▶ WORK ITEM
Down to the last line, restate the listing below exactly.

▶ EXTRACTED INFORMATION

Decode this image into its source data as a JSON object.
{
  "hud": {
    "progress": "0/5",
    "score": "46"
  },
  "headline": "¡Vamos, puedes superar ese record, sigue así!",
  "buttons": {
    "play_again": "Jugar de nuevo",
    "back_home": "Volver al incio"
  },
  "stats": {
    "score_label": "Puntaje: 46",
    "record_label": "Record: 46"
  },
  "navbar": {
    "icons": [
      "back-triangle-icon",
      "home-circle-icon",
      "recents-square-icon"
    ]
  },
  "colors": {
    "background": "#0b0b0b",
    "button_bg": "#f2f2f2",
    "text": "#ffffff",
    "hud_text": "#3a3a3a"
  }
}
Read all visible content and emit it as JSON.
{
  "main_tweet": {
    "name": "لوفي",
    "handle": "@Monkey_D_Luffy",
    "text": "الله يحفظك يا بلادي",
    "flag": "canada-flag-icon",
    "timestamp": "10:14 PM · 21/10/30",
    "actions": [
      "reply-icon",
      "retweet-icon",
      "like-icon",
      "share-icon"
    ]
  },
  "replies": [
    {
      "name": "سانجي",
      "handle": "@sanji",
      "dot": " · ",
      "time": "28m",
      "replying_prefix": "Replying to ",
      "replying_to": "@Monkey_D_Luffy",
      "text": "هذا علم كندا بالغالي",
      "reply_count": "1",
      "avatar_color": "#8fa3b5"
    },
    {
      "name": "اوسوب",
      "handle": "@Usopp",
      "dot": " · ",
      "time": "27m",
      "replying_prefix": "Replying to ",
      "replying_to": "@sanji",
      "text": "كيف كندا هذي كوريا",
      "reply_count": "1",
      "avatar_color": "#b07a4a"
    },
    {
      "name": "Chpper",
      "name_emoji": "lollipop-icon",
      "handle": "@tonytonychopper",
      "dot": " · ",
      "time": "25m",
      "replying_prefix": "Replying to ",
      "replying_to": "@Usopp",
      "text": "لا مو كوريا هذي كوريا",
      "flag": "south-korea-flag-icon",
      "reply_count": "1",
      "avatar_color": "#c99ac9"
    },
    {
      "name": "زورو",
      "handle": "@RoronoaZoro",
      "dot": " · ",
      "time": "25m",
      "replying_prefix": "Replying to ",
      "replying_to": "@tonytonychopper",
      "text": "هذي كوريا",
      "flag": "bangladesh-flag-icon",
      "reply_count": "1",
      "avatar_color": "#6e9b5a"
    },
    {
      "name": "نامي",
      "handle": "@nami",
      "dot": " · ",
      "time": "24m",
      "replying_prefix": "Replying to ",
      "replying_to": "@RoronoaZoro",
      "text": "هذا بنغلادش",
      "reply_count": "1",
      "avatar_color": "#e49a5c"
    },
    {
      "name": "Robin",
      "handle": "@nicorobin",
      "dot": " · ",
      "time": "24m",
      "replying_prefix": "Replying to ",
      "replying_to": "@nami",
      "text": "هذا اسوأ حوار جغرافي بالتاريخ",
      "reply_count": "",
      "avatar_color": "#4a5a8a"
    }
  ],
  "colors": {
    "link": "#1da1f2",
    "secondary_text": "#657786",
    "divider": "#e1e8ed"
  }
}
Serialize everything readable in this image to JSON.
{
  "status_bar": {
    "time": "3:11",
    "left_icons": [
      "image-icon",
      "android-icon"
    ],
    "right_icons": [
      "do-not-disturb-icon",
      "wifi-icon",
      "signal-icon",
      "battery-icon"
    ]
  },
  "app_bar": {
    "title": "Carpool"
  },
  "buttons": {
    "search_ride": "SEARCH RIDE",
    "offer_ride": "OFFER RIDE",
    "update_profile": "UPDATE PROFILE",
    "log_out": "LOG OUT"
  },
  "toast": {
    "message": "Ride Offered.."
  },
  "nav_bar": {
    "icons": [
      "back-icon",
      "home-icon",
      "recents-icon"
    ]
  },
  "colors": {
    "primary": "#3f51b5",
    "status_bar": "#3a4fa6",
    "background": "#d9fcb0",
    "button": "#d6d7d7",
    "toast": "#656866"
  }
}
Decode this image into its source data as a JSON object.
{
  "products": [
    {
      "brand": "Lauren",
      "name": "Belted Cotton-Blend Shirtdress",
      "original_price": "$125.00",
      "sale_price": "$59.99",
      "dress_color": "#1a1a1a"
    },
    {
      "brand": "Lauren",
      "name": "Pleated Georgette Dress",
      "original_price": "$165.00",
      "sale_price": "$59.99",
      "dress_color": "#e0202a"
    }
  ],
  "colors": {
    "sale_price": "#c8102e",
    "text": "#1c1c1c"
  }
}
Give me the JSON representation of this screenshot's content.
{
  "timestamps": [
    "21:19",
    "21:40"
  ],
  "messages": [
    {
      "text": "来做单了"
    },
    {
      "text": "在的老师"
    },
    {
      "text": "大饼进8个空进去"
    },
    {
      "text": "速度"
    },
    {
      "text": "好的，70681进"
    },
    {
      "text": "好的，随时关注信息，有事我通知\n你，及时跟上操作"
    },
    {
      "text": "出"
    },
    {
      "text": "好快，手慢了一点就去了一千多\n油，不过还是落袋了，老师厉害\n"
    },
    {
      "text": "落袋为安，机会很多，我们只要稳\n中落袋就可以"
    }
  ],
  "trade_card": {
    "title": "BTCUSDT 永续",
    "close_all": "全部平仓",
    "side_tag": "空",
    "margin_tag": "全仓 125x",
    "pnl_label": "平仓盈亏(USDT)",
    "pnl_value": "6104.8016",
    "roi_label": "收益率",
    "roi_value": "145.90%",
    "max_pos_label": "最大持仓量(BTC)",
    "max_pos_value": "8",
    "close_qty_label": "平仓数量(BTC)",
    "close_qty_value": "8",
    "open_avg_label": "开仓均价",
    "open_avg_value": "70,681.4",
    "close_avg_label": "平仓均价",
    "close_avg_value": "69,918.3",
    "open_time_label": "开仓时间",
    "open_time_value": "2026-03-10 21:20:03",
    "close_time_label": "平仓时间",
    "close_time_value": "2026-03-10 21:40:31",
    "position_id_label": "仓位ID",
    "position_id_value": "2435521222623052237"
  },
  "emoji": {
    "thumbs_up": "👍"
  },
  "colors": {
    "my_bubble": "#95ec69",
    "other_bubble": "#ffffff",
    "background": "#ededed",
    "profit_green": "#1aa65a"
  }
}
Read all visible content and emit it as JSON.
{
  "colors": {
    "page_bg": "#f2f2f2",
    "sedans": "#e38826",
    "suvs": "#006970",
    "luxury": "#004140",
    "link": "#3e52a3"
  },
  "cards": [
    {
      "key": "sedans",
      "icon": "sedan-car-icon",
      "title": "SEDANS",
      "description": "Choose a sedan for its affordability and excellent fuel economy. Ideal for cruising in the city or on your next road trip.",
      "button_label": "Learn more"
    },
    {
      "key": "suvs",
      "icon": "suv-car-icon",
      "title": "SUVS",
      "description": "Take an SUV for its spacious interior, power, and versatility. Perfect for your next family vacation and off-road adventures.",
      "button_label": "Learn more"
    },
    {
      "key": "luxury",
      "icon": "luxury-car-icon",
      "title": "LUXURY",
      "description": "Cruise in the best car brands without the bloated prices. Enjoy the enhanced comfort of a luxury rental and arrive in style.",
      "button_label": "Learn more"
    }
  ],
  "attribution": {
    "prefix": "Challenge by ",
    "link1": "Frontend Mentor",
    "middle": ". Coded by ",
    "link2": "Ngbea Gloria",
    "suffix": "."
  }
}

▶ ANSWER BOX
Decode this image into its source data as a JSON object.
{
  "hud": {
    "progress": "0/5",
    "score": "46"
  },
  "headline": "¡Vamos, puedes superar ese record, sigue así!",
  "buttons": {
    "play_again": "Jugar de nuevo",
    "back_home": "Volver al incio"
  },
  "stats": {
    "score_label": "Puntaje: 46",
    "record_label": "Record: 46"
  },
  "navbar": {
    "icons": [
      "back-triangle-icon",
      "home-circle-icon",
      "recents-square-icon"
    ]
  },
  "colors": {
    "background": "#0b0b0b",
    "button_bg": "#f2f2f2",
    "text": "#ffffff",
    "hud_text": "#3a3a3a"
  }
}
Read all visible content and emit it as JSON.
{
  "main_tweet": {
    "name": "لوفي",
    "handle": "@Monkey_D_Luffy",
    "text": "الله يحفظك يا بلادي",
    "flag": "canada-flag-icon",
    "timestamp": "10:14 PM · 21/10/30",
    "actions": [
      "reply-icon",
      "retweet-icon",
      "like-icon",
      "share-icon"
    ]
  },
  "replies": [
    {
      "name": "سانجي",
      "handle": "@sanji",
      "dot": " · ",
      "time": "28m",
      "replying_prefix": "Replying to ",
      "replying_to": "@Monkey_D_Luffy",
      "text": "هذا علم كندا بالغالي",
      "reply_count": "1",
      "avatar_color": "#8fa3b5"
    },
    {
      "name": "اوسوب",
      "handle": "@Usopp",
      "dot": " · ",
      "time": "27m",
      "replying_prefix": "Replying to ",
      "replying_to": "@sanji",
      "text": "كيف كندا هذي كوريا",
      "reply_count": "1",
      "avatar_color": "#b07a4a"
    },
    {
      "name": "Chpper",
      "name_emoji": "lollipop-icon",
      "handle": "@tonytonychopper",
      "dot": " · ",
      "time": "25m",
      "replying_prefix": "Replying to ",
      "replying_to": "@Usopp",
      "text": "لا مو كوريا هذي كوريا",
      "flag": "south-korea-flag-icon",
      "reply_count": "1",
      "avatar_color": "#c99ac9"
    },
    {
      "name": "زورو",
      "handle": "@RoronoaZoro",
      "dot": " · ",
      "time": "25m",
      "replying_prefix": "Replying to ",
      "replying_to": "@tonytonychopper",
      "text": "هذي كوريا",
      "flag": "bangladesh-flag-icon",
      "reply_count": "1",
      "avatar_color": "#6e9b5a"
    },
    {
      "name": "نامي",
      "handle": "@nami",
      "dot": " · ",
      "time": "24m",
      "replying_prefix": "Replying to ",
      "replying_to": "@RoronoaZoro",
      "text": "هذا بنغلادش",
      "reply_count": "1",
      "avatar_color": "#e49a5c"
    },
    {
      "name": "Robin",
      "handle": "@nicorobin",
      "dot": " · ",
      "time": "24m",
      "replying_prefix": "Replying to ",
      "replying_to": "@nami",
      "text": "هذا اسوأ حوار جغرافي بالتاريخ",
      "reply_count": "",
      "avatar_color": "#4a5a8a"
    }
  ],
  "colors": {
    "link": "#1da1f2",
    "secondary_text": "#657786",
    "divider": "#e1e8ed"
  }
}
Serialize everything readable in this image to JSON.
{
  "status_bar": {
    "time": "3:11",
    "left_icons": [
      "image-icon",
      "android-icon"
    ],
    "right_icons": [
      "do-not-disturb-icon",
      "wifi-icon",
      "signal-icon",
      "battery-icon"
    ]
  },
  "app_bar": {
    "title": "Carpool"
  },
  "buttons": {
    "search_ride": "SEARCH RIDE",
    "offer_ride": "OFFER RIDE",
    "update_profile": "UPDATE PROFILE",
    "log_out": "LOG OUT"
  },
  "toast": {
    "message": "Ride Offered.."
  },
  "nav_bar": {
    "icons": [
      "back-icon",
      "home-icon",
      "recents-icon"
    ]
  },
  "colors": {
    "primary": "#3f51b5",
    "status_bar": "#3a4fa6",
    "background": "#d9fcb0",
    "button": "#d6d7d7",
    "toast": "#656866"
  }
}
Decode this image into its source data as a JSON object.
{
  "products": [
    {
      "brand": "Lauren",
      "name": "Belted Cotton-Blend Shirtdress",
      "original_price": "$125.00",
      "sale_price": "$59.99",
      "dress_color": "#1a1a1a"
    },
    {
      "brand": "Lauren",
      "name": "Pleated Georgette Dress",
      "original_price": "$165.00",
      "sale_price": "$59.99",
      "dress_color": "#e0202a"
    }
  ],
  "colors": {
    "sale_price": "#c8102e",
    "text": "#1c1c1c"
  }
}
Give me the JSON representation of this screenshot's content.
{
  "timestamps": [
    "21:19",
    "21:40"
  ],
  "messages": [
    {
      "text": "来做单了"
    },
    {
      "text": "在的老师"
    },
    {
      "text": "大饼进8个空进去"
    },
    {
      "text": "速度"
    },
    {
      "text": "好的，70681进"
    },
    {
      "text": "好的，随时关注信息，有事我通知\n你，及时跟上操作"
    },
    {
      "text": "出"
    },
    {
      "text": "好快，手慢了一点就去了一千多\n油，不过还是落袋了，老师厉害\n"
    },
    {
      "text": "落袋为安，机会很多，我们只要稳\n中落袋就可以"
    }
  ],
  "trade_card": {
    "title": "BTCUSDT 永续",
    "close_all": "全部平仓",
    "side_tag": "空",
    "margin_tag": "全仓 125x",
    "pnl_label": "平仓盈亏(USDT)",
    "pnl_value": "6104.8016",
    "roi_label": "收益率",
    "roi_value": "145.90%",
    "max_pos_label": "最大持仓量(BTC)",
    "max_pos_value": "8",
    "close_qty_label": "平仓数量(BTC)",
    "close_qty_value": "8",
    "open_avg_label": "开仓均价",
    "open_avg_value": "70,681.4",
    "close_avg_label": "平仓均价",
    "close_avg_value": "69,918.3",
    "open_time_label": "开仓时间",
    "open_time_value": "2026-03-10 21:20:03",
    "close_time_label": "平仓时间",
    "close_time_value": "2026-03-10 21:40:31",
    "position_id_label": "仓位ID",
    "position_id_value": "2435521222623052237"
  },
  "emoji": {
    "thumbs_up": "👍"
  },
  "colors": {
    "my_bubble": "#95ec69",
    "other_bubble": "#ffffff",
    "background": "#ededed",
    "profit_green": "#1aa65a"
  }
}
Read all visible content and emit it as JSON.
{
  "colors": {
    "page_bg": "#f2f2f2",
    "sedans": "#e38826",
    "suvs": "#006970",
    "luxury": "#004140",
    "link": "#3e52a3"
  },
  "cards": [
    {
      "key": "sedans",
      "icon": "sedan-car-icon",
      "title": "SEDANS",
      "description": "Choose a sedan for its affordability and excellent fuel economy. Ideal for cruising in the city or on your next road trip.",
      "button_label": "Learn more"
    },
    {
      "key": "suvs",
      "icon": "suv-car-icon",
      "title": "SUVS",
      "description": "Take an SUV for its spacious interior, power, and versatility. Perfect for your next family vacation and off-road adventures.",
      "button_label": "Learn more"
    },
    {
      "key": "luxury",
      "icon": "luxury-car-icon",
      "title": "LUXURY",
      "description": "Cruise in the best car brands without the bloated prices. Enjoy the enhanced comfort of a luxury rental and arrive in style.",
      "button_label": "Learn more"
    }
  ],
  "attribution": {
    "prefix": "Challenge by ",
    "link1": "Frontend Mentor",
    "middle": ". Coded by ",
    "link2": "Ngbea Gloria",
    "suffix": "."
  }
}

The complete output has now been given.